what is required is we have to validate fields present in a document list. there are many fields and we have to check if these fields are null or empty string.

earlier developer has writen a java service which would do this

for (number of times){
verify(field1, fieldDesc1);
verify(field2, fieldDesc2);
verify(field3, fieldDesc3);

verify(fieldN, fieldDescN);

in the shared

public static void verify(String field, String fieldDesc) throws Exception{
Service.doInvoke();// calls a function that would throw exception if field //absent
}Catch(Exception e){
//exception rethrown to java service from shared

the java service captures the exception and throws exception at runtime if any field not present

instead of throwing expception i need to collect the fields that are not present and list them out

so in catch block instead of throwin it to java service i had written such a step by populatin a fieldNotPresent static variable…

and in the java service i put this fieldNotPresent variable in pipeline. i felt a bit lazy to modify the code completely. so i felt using a static variable would fix the need with minimal change.

Change the verify method to return a string. Don’t rethrow the exception. Simply return the error message of the offending field.

Collect all field failures in main service in an array, array list, hashtable, etc. Then place the list of offending fields in the pipeline.

But perhaps the validate service, which can check min lengths, presence/absence of fields, etc. would be a better option overall? No need to reinvent the wheel.

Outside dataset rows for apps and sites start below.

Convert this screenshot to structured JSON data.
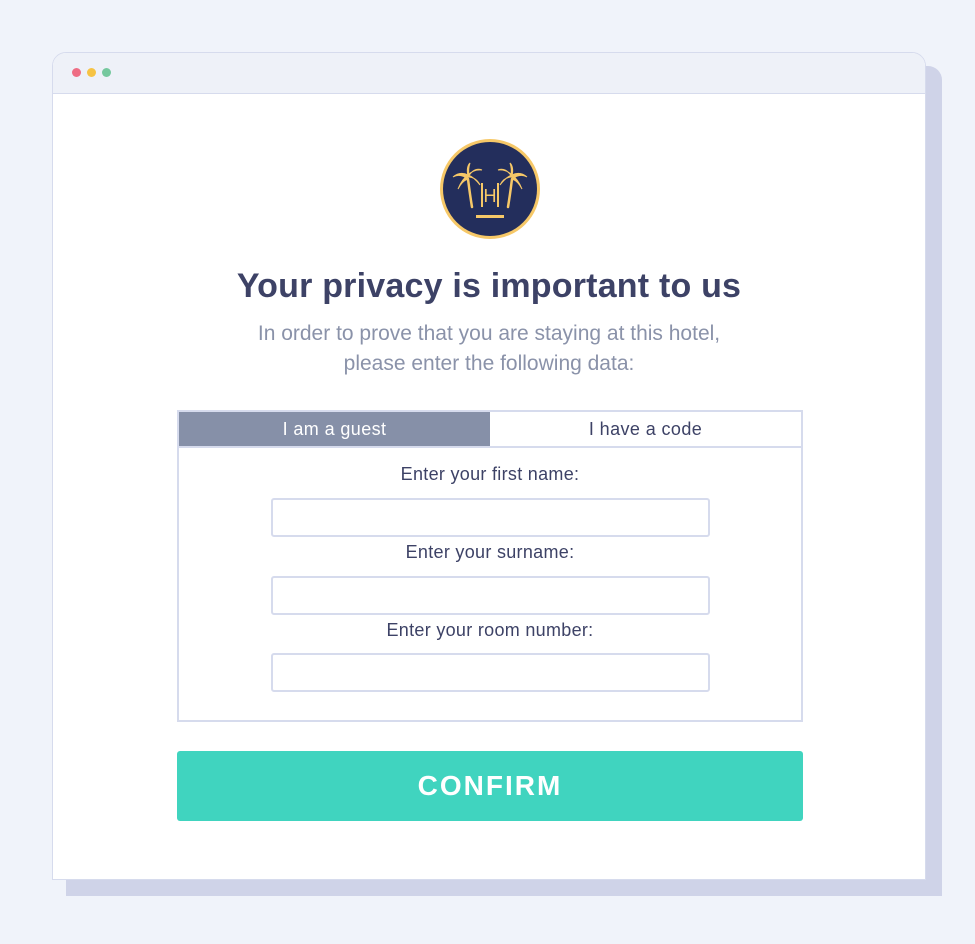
{
  "logo": {
    "letter": "H",
    "name": "hotel-palm-logo"
  },
  "heading": {
    "title": "Your privacy is important to us",
    "subtitle_line1": "In order to prove that you are staying at this hotel,",
    "subtitle_line2": "please enter the following data:"
  },
  "tabs": [
    {
      "label": "I am a guest",
      "active": true
    },
    {
      "label": "I have a code",
      "active": false
    }
  ],
  "form": {
    "first_name_label": "Enter your first name:",
    "first_name_value": "",
    "surname_label": "Enter your surname:",
    "surname_value": "",
    "room_label": "Enter your room number:",
    "room_value": ""
  },
  "confirm_label": "CONFIRM",
  "colors": {
    "accent": "#40d4bf",
    "active_tab": "#8690a8",
    "logo_bg": "#232e5c",
    "logo_gold": "#f6c868",
    "text_dark": "#3d4266",
    "text_muted": "#8a92a9"
  }
}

what you say is obsolutely correct and it is the best way too which came to my mind. Then in all the places where verfify function is present i need to get the value returned from this function and store it in a array. Since the code is already existing, I felt i need to make changes in all the place i call the verify function. So i went for a shared static variable and this drove me to start this thread and this made me know the jvm internals as far as wM is concerned. Thanks.

Good to hear, but these aren’t the JVM internals “as far as wM is concerned.” They are the JVM internals, period. This behavior is not unique to wM. It exists in all JVMs.


is there any easy to study animated explanations regarding this web method internals.

If you’re referring to “web method internals” as exemplified by this discussion of static vars, then I don’t know how I can make this any more clear–the handling of static vars within Java code is not a webMethods thing. It has nothing whatsoever to do with webMethods. webMethods does not create a JVM. They redistribute the JVM from Sun.

The behavior of a static var, including its lifecycle, is defined by the JLS. It does not vary from JVM to JVM (not accounting for JVM bugs, of course).

If you’re looking for information about the internal Integration Server behavior in general, I don’t believe anything like that is available. Are you looking for something in particular?

No sir not regarding this static issue. Sorry for not being so clear. Generally any animated presentation regarding wm Internals. How do i put it!! can you get me sir. As i have seen a presentation regarding the advantage of SOAP. IS, its capability, developer-IS interaction etc

The wM documentation and the training materials are all that is available. Some of the docs go into the internal operations at a high level. Some of the GEAR docs reveal some of the internals but you end up needing to read through quite a bit of material to find those nuggets.

If there is anything in particular that you’re looking for information about, feel free to post it. With the amount of experience represented here, someone is bound to have some helpful info.